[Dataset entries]
______________________________

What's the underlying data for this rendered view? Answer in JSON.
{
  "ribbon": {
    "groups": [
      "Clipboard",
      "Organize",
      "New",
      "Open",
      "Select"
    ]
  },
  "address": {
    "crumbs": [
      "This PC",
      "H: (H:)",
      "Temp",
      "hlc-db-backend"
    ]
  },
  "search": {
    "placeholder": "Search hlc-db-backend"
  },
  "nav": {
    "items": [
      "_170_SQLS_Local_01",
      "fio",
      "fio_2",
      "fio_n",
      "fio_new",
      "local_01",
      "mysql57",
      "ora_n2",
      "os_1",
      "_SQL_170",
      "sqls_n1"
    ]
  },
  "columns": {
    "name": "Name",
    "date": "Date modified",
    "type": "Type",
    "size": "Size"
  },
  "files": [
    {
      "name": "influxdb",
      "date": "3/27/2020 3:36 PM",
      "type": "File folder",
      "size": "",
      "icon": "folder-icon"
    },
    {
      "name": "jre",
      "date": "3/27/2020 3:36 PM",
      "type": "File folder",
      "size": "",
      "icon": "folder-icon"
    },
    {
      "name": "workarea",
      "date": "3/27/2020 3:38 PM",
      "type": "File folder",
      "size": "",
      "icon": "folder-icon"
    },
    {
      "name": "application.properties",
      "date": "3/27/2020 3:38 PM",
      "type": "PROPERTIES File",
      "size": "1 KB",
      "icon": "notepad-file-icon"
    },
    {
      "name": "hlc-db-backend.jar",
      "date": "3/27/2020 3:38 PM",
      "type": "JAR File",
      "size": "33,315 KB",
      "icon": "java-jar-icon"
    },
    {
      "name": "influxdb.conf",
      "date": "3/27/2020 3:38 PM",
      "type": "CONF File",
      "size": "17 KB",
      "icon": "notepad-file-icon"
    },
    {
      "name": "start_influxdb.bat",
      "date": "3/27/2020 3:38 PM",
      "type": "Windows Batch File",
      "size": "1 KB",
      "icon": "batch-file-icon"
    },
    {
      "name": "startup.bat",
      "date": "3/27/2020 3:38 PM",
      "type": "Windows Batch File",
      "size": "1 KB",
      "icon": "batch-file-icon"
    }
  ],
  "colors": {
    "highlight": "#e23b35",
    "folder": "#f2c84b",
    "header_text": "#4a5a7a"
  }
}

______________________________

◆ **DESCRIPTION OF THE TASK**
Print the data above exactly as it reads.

◆ **EXERCISE ANSWER**
What's the underlying data for this rendered view? Answer in JSON.
{
  "ribbon": {
    "groups": [
      "Clipboard",
      "Organize",
      "New",
      "Open",
      "Select"
    ]
  },
  "address": {
    "crumbs": [
      "This PC",
      "H: (H:)",
      "Temp",
      "hlc-db-backend"
    ]
  },
  "search": {
    "placeholder": "Search hlc-db-backend"
  },
  "nav": {
    "items": [
      "_170_SQLS_Local_01",
      "fio",
      "fio_2",
      "fio_n",
      "fio_new",
      "local_01",
      "mysql57",
      "ora_n2",
      "os_1",
      "_SQL_170",
      "sqls_n1"
    ]
  },
  "columns": {
    "name": "Name",
    "date": "Date modified",
    "type": "Type",
    "size": "Size"
  },
  "files": [
    {
      "name": "influxdb",
      "date": "3/27/2020 3:36 PM",
      "type": "File folder",
      "size": "",
      "icon": "folder-icon"
    },
    {
      "name": "jre",
      "date": "3/27/2020 3:36 PM",
      "type": "File folder",
      "size": "",
      "icon": "folder-icon"
    },
    {
      "name": "workarea",
      "date": "3/27/2020 3:38 PM",
      "type": "File folder",
      "size": "",
      "icon": "folder-icon"
    },
    {
      "name": "application.properties",
      "date": "3/27/2020 3:38 PM",
      "type": "PROPERTIES File",
      "size": "1 KB",
      "icon": "notepad-file-icon"
    },
    {
      "name": "hlc-db-backend.jar",
      "date": "3/27/2020 3:38 PM",
      "type": "JAR File",
      "size": "33,315 KB",
      "icon": "java-jar-icon"
    },
    {
      "name": "influxdb.conf",
      "date": "3/27/2020 3:38 PM",
      "type": "CONF File",
      "size": "17 KB",
      "icon": "notepad-file-icon"
    },
    {
      "name": "start_influxdb.bat",
      "date": "3/27/2020 3:38 PM",
      "type": "Windows Batch File",
      "size": "1 KB",
      "icon": "batch-file-icon"
    },
    {
      "name": "startup.bat",
      "date": "3/27/2020 3:38 PM",
      "type": "Windows Batch File",
      "size": "1 KB",
      "icon": "batch-file-icon"
    }
  ],
  "colors": {
    "highlight": "#e23b35",
    "folder": "#f2c84b",
    "header_text": "#4a5a7a"
  }
}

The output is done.